X. L. Zhu, W. S. Poon, Che Hin Chan, Susanna S.H. Chan

Research output: Journal article publicationJournal articleAcademic researchpeer-review

92 Citations (Scopus)


Objective: To evaluate the effects of an increase in the intensity of rehabilitation on the functional outcome of patients with traumatic brain injury (TBI). Design and methods: Sixty-eight patients (age 12-65years) with moderate-to-severe TBI were included. They were randomized into high (4-hour/day) or control (2-hour/day) intensity rehabilitation programmes at an average of 20 days after the injury. The programmes ended when the patients achieved independence in daily activities or when 6 months had passed. Outcome and results: No significant differences were found in the Functional Independence Measure (FIM) (primary outcome) and Neurobehavioural Cognitive Status Examination (NCSE) total scores between the two groups. There were significantly more patients in the high intensity group than in the control group who achieved a maximum FIM total score at the third month (47% vs. 19%, p = 0.015) and a maximum Glasgow Outcome Scale (GOS) score at the second (28% vs. 8%, p = 0.034) and third months (34% vs. 14%, p = 0.044). Conclusions: Early intensive rehabilitation may improve the functional outcome of patients with TBI in the early months post-injury and hence increase the chance of their returning to work early. Intensive rehabilitation in this study speeded up recovery rather than changed the final outcome.
Original languageEnglish
Pages (from-to)681-690
Number of pages10
JournalBrain Injury
Issue number7
Publication statusPublished - 1 Jan 2007

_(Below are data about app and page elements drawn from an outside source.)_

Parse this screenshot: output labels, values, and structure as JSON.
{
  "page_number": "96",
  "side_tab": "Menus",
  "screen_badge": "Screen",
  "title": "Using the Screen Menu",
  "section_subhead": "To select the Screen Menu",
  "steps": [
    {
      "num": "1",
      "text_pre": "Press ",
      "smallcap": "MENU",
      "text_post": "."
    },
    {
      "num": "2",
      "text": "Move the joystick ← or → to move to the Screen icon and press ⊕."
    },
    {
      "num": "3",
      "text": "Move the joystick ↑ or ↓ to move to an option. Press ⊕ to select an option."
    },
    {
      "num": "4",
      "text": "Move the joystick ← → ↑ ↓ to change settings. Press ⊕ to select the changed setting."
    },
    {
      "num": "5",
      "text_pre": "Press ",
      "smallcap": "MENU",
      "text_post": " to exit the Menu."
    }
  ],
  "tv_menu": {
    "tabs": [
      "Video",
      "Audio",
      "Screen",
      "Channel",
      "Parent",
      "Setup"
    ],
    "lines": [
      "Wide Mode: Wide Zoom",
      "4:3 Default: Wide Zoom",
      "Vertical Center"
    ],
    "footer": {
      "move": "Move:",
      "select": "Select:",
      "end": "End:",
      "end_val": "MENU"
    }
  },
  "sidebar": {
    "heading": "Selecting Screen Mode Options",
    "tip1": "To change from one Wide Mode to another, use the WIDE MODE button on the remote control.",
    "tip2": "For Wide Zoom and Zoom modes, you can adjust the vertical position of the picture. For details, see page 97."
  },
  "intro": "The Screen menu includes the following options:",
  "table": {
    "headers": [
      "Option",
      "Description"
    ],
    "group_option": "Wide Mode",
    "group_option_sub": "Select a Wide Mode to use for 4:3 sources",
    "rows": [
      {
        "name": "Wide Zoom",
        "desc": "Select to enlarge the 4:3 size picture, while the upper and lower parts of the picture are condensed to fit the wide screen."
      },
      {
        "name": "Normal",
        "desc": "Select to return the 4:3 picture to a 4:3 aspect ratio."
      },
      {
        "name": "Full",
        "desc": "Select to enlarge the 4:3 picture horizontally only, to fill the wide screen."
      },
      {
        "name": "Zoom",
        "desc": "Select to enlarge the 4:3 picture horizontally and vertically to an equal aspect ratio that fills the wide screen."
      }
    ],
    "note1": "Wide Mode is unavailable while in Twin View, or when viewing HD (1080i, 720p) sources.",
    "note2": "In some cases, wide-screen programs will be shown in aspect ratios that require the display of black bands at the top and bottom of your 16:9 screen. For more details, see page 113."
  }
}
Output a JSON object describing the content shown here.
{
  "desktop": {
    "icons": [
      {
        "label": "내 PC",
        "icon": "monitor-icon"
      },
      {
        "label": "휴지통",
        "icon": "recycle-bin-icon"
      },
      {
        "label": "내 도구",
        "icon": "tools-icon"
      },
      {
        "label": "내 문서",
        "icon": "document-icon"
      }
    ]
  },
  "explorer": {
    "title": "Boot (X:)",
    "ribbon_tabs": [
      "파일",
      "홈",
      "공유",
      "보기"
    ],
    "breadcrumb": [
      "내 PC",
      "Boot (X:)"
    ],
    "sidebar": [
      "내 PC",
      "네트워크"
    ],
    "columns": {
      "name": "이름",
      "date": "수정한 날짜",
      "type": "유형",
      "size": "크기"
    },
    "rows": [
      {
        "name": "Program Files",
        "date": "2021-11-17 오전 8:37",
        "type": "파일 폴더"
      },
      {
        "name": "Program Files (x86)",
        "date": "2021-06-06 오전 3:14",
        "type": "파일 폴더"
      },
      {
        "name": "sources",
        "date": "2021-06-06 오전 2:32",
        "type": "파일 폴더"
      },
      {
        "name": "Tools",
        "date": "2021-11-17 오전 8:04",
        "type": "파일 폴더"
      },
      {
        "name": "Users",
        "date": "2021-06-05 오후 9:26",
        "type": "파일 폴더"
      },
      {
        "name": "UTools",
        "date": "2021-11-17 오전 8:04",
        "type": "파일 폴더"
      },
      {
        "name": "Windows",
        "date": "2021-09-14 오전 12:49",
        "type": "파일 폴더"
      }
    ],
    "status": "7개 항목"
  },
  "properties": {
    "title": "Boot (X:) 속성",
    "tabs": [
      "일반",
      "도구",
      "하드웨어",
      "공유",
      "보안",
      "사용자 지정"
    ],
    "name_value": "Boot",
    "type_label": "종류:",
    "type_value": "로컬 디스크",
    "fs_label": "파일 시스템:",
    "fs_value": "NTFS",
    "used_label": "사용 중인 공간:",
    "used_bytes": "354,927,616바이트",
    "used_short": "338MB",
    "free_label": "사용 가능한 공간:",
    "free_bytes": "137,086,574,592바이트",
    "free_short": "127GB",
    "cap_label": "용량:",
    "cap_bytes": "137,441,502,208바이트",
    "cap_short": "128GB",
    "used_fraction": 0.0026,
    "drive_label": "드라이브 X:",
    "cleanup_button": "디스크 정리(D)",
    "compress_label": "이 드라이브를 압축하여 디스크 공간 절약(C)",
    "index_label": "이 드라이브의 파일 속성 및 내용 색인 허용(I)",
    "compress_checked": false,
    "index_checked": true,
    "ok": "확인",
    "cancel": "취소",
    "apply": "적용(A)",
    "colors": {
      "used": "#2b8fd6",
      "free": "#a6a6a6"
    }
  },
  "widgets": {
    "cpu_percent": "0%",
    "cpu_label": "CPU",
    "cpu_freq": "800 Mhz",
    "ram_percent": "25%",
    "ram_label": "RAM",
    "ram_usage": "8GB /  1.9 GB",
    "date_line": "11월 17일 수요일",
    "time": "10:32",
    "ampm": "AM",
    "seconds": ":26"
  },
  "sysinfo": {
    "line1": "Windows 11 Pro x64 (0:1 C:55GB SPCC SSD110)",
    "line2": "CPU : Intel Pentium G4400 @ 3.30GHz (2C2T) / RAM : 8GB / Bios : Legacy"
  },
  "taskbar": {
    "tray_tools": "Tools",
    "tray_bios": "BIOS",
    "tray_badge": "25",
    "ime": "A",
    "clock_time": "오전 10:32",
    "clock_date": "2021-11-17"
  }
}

  • Functional Independence Measure (FIM)
  • Glasgow Outcome Scale (GOS)
  • Intensity
  • Neurobehavioural Cognitive Status Examination (NCSE)
  • Rehabilitation
  • Traumatic brain injury

ASJC Scopus subject areas

  • Neuroscience (miscellaneous)
  • Developmental and Educational Psychology
  • Arts and Humanities (miscellaneous)
  • Clinical Neurology

Cite this